With Linux, it is a relatively easy job to configure multiple servers to run collectively as a ‘high-availability’ clustered system. The scalability of the system in terms of processing power and storage is potentially unlimited, and only constrained by budget. Continuity of service should one or more servers fail provides the ultimate in systems redundancy. The cluster is configured to continue operation even in the event of single or multiple server failure. Data is protected by building-in suitable redundancy to the storage network, as well as deployment of the ultimate failsafe of an off-site, remote backup regime.
Blade server configurations are ideal for hosting high availability clusters. They can be found in larger businesses or at service providers where many users rely on the servers to carry out their daily work, and where the combined power and reliability of multiple servers is needed for business critical functions. Where ultra-reliability and redundancy in case of failure are required, blade servers can be clustered together to provide a high level of availability should one or more of the individual blade servers ever fail. Servers take the form of blades and slide in to the slots of a master chassis.
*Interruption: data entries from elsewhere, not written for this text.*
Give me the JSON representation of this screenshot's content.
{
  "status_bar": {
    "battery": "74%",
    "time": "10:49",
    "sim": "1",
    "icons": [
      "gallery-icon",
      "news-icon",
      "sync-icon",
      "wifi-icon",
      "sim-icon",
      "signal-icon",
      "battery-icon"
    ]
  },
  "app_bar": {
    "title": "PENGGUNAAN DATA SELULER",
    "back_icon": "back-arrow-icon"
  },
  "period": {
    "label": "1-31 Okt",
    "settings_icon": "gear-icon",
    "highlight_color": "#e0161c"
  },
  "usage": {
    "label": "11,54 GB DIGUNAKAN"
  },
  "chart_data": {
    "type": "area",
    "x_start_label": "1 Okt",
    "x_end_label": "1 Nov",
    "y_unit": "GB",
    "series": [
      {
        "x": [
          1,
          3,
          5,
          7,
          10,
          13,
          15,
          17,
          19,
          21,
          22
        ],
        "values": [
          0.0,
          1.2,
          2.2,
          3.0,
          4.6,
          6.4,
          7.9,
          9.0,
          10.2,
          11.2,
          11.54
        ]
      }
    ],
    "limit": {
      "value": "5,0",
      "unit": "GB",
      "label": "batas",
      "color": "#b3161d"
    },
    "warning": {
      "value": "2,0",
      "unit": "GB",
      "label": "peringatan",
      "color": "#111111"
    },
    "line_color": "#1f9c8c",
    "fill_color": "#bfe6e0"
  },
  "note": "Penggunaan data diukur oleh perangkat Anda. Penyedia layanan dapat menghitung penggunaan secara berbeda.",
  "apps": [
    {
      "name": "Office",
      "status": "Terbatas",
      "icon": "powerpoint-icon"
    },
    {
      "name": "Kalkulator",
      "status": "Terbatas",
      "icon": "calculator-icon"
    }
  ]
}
This solution is most commonly deployed with a fibre channel SAN for maximum consolidation and reliability.